→ **INSTRUCTIONS FOR THE TASK**
Among the entries, find the lines with the string "title" and report them.

→ **MATERIAL PROVIDED**
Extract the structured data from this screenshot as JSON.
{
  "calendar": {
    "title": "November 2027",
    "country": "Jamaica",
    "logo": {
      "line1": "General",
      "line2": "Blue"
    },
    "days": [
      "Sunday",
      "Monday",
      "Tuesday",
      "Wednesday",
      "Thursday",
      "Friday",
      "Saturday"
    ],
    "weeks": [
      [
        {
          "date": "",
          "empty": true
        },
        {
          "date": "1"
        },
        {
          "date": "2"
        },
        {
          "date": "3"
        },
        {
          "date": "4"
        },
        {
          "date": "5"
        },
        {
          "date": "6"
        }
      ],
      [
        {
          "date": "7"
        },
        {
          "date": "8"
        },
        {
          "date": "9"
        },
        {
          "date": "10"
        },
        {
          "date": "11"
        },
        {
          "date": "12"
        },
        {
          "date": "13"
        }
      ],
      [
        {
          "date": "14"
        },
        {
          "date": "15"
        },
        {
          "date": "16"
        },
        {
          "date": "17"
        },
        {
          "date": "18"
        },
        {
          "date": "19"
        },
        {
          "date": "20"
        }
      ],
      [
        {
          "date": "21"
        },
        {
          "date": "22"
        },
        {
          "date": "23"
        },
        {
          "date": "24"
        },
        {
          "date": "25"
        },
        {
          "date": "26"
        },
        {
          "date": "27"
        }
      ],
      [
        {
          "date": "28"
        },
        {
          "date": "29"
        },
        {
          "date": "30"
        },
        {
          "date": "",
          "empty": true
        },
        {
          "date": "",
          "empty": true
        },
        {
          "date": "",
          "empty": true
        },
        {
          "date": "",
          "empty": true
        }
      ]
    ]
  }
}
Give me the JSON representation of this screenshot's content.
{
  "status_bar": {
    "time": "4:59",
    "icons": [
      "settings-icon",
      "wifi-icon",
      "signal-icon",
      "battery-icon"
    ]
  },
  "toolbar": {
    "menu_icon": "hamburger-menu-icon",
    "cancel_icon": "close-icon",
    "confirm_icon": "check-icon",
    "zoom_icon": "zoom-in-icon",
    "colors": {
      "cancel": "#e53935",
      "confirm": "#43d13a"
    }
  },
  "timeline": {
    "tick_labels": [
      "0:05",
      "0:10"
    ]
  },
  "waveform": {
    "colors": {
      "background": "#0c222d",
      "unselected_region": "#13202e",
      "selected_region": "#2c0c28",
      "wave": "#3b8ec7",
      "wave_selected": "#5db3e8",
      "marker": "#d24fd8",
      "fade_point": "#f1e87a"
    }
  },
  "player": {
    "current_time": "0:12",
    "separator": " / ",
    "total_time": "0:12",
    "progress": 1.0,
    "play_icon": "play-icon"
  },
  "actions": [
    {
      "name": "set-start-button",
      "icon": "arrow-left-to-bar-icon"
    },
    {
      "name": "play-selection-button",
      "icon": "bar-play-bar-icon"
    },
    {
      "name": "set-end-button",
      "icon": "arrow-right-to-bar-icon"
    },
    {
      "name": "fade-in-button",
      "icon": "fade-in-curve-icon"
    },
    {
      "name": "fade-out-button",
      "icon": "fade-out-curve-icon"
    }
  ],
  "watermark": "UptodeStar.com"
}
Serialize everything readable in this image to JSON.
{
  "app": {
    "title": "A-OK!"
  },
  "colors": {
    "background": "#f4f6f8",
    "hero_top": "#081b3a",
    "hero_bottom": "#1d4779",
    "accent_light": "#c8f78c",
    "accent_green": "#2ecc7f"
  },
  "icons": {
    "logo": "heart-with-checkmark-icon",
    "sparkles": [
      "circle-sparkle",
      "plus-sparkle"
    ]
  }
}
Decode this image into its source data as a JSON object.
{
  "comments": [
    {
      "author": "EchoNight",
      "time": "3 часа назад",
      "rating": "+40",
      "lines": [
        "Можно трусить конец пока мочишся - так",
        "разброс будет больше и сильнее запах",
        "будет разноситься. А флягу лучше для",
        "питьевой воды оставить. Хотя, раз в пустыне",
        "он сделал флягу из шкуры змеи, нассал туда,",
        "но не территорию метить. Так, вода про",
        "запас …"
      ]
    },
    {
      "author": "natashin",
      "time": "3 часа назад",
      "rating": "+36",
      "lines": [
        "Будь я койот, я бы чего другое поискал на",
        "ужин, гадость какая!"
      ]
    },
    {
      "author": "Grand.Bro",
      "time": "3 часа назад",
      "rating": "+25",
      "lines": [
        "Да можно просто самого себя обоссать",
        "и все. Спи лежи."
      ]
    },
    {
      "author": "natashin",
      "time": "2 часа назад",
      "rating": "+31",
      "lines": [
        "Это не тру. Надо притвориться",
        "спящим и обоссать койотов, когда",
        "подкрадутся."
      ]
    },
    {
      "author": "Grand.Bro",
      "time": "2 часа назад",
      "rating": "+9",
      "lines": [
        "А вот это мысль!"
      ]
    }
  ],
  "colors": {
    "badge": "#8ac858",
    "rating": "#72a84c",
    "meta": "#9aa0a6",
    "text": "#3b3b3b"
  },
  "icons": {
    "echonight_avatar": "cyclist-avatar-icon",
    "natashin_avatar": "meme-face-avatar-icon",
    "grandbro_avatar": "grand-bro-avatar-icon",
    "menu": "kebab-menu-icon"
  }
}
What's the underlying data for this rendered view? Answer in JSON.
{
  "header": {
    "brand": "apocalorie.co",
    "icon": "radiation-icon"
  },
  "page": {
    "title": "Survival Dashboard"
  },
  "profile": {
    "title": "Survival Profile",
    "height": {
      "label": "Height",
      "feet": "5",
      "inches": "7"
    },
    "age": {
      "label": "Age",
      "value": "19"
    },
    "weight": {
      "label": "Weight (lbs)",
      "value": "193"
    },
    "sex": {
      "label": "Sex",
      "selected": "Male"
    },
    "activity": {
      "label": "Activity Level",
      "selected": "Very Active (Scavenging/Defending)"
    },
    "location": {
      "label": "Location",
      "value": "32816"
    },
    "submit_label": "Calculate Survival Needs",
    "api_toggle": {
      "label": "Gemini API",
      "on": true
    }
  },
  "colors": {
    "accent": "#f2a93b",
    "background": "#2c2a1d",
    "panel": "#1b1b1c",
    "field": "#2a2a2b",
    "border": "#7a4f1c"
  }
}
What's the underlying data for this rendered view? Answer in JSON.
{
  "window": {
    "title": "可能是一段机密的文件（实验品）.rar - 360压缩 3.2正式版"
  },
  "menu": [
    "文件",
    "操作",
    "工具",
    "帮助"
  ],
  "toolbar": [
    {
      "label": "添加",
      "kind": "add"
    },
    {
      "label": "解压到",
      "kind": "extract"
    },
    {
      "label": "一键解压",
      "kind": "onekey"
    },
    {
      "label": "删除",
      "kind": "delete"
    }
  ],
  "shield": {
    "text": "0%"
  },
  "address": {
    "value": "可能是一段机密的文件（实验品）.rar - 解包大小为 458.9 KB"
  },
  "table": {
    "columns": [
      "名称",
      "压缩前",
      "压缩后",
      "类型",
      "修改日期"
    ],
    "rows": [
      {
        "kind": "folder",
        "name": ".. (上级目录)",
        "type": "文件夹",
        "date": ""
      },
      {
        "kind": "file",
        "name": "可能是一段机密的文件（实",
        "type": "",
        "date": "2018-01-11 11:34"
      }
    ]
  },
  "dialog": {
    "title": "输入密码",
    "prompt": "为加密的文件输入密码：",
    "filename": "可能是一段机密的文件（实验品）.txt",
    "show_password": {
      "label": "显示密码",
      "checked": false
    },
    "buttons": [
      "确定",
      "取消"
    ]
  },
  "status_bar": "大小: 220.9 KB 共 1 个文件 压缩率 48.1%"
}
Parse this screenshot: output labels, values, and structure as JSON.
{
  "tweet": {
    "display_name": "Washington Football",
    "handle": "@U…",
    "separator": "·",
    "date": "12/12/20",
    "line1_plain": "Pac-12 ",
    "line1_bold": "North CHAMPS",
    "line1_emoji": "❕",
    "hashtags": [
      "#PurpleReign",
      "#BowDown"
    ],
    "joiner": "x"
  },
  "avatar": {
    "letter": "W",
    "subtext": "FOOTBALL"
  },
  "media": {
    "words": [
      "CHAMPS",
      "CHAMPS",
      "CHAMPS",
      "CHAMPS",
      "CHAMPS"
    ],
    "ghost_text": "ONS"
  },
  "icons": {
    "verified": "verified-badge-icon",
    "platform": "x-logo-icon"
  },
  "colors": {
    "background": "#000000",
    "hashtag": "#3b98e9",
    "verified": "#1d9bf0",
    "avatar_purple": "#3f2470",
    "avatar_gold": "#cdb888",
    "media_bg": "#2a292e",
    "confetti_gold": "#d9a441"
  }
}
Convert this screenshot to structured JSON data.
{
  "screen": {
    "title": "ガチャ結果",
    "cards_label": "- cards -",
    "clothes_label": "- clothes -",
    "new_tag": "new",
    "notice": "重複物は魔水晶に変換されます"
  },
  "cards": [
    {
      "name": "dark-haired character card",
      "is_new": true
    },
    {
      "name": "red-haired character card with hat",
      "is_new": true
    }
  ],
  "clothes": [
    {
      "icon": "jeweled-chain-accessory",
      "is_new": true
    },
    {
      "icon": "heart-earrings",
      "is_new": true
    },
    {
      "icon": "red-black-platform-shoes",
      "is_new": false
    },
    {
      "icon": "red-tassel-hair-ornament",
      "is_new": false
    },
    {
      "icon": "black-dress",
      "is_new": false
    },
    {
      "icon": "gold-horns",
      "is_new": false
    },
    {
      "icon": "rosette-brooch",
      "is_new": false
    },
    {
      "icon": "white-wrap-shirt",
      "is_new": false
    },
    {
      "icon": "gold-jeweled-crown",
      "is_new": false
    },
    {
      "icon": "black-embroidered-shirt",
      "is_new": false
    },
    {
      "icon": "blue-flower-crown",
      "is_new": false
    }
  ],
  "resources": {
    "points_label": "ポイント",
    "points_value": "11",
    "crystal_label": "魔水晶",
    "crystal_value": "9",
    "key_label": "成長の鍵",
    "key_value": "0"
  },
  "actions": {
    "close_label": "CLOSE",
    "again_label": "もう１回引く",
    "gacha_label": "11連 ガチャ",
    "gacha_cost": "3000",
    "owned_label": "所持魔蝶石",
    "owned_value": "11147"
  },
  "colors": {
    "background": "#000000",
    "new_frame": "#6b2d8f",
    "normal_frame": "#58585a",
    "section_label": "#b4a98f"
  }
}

→ **RESULT FOR THIS EXERCISE**
    "title": "November 2027",
    "title": "A-OK!"
    "title": "Survival Dashboard"
    "title": "Survival Profile",
    "title": "可能是一段机密的文件（实验品）.rar - 360压缩 3.2正式版"
    "title": "输入密码",
    "title": "ガチャ結果",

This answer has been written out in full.